The purpose of stabilizer is to hold the fabric firmly, so Q&E Basic Lessons it remains flat and unpuckered during and after embroidery. Using the appropriate type of stabilizer for your embroidery project is important for success.
Stabilizers are classified by their construction, attachment and removal methods. Construction options include non-woven, mesh and film. Attachment options include fusible and non-fusible, adhesive and water-activated. Removal methods include tear-away, cut-away, water-soluble and heat-away.
A cut-away stabilizer stays under the embroidery design for the life of the project to keep it from distorting. Cutaways should be used with all knits and woven fabrics that have give or stretch, like denim (due to its twill weave), and loosely woven fabrics.
A tear-away stabilizer is appropriate for most cotton fabrics, as no long-term stability is needed after the stitching is complete.
When embroidering a layered quilt, no stabilizer is needed in most instances, as the batting and multiple fabric layers suffice. When a stabilizer is needed, select a clear, water-soluble film that can be rinsed away after stitching.
To hoop fabric that will be used in a quilt block or border, cut the fabric larger than the finished patch size to allow it to fill the hoop—at least 1" larger all around than the hoop size. Trim the fabric to the patch/border size after stitching.
Print out a full-size template of the design and mark the placement lines and center point on the fabric.
Follow the manufacturer’s instructions to attach the stabilizer to the underside of the fabric.
Place the larger half of the hoop under the stabilized fabric, matching the design markings to the hoop placement marks. Snap the inner hoop into place without moving the fabric, double checking that the markings line up with the hoop marks.
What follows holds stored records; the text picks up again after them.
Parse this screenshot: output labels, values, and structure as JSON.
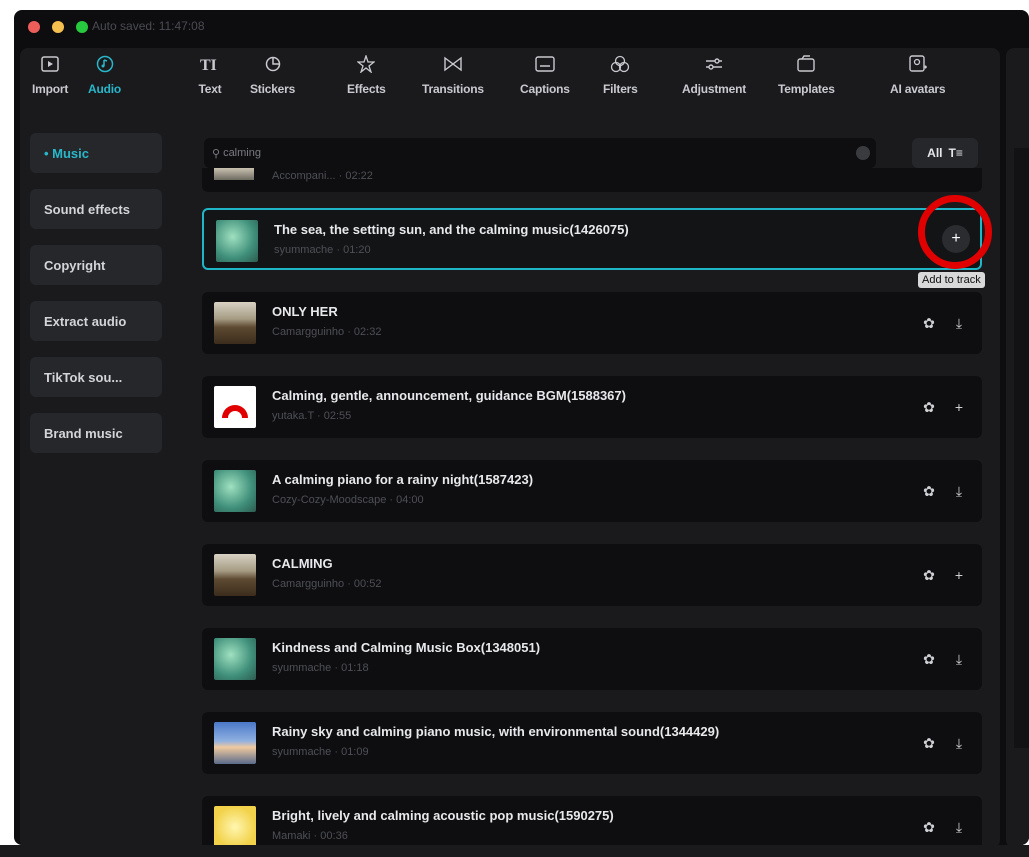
{
  "window": {
    "autosave_text": "Auto saved: 11:47:08"
  },
  "toolbar": [
    {
      "label": "Import",
      "icon": "import-icon"
    },
    {
      "label": "Audio",
      "icon": "audio-icon",
      "active": true
    },
    {
      "label": "Text",
      "icon": "text-icon"
    },
    {
      "label": "Stickers",
      "icon": "stickers-icon"
    },
    {
      "label": "Effects",
      "icon": "effects-icon"
    },
    {
      "label": "Transitions",
      "icon": "transitions-icon"
    },
    {
      "label": "Captions",
      "icon": "captions-icon"
    },
    {
      "label": "Filters",
      "icon": "filters-icon"
    },
    {
      "label": "Adjustment",
      "icon": "adjustment-icon"
    },
    {
      "label": "Templates",
      "icon": "templates-icon"
    },
    {
      "label": "AI avatars",
      "icon": "ai-avatars-icon"
    }
  ],
  "sidebar": {
    "items": [
      {
        "label": "• Music",
        "active": true
      },
      {
        "label": "Sound effects"
      },
      {
        "label": "Copyright"
      },
      {
        "label": "Extract audio"
      },
      {
        "label": "TikTok sou..."
      },
      {
        "label": "Brand music"
      }
    ]
  },
  "search": {
    "value": "calming",
    "filter_label": "All"
  },
  "tooltip": "Add to track",
  "tracks": [
    {
      "title": "The sea, the setting sun, and the calming music(1426075)",
      "subtitle": "syummache · 01:20",
      "selected": true
    },
    {
      "title": "ONLY HER",
      "subtitle": "Camargguinho · 02:32"
    },
    {
      "title": "Calming, gentle, announcement, guidance BGM(1588367)",
      "subtitle": "yutaka.T · 02:55"
    },
    {
      "title": "A calming piano for a rainy night(1587423)",
      "subtitle": "Cozy-Cozy-Moodscape · 04:00"
    },
    {
      "title": "CALMING",
      "subtitle": "Camargguinho · 00:52"
    },
    {
      "title": "Kindness and Calming Music Box(1348051)",
      "subtitle": "syummache · 01:18"
    },
    {
      "title": "Rainy sky and calming piano music, with environmental sound(1344429)",
      "subtitle": "syummache · 01:09"
    },
    {
      "title": "Bright, lively and calming acoustic pop music(1590275)",
      "subtitle": "Mamaki · 00:36"
    }
  ],
  "partial_track_subtitle": "Accompani... · 02:22",
  "colors": {
    "accent": "#1fb6c8",
    "highlight_ring": "#e00000"
  }
}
Do not pull the fabric to tighten it in the hoop, as doing so may distort the grain and positioning. Snapping the inner hoop in place should hold the fabric tautly. Tighten the thumb screw on the outer hoop.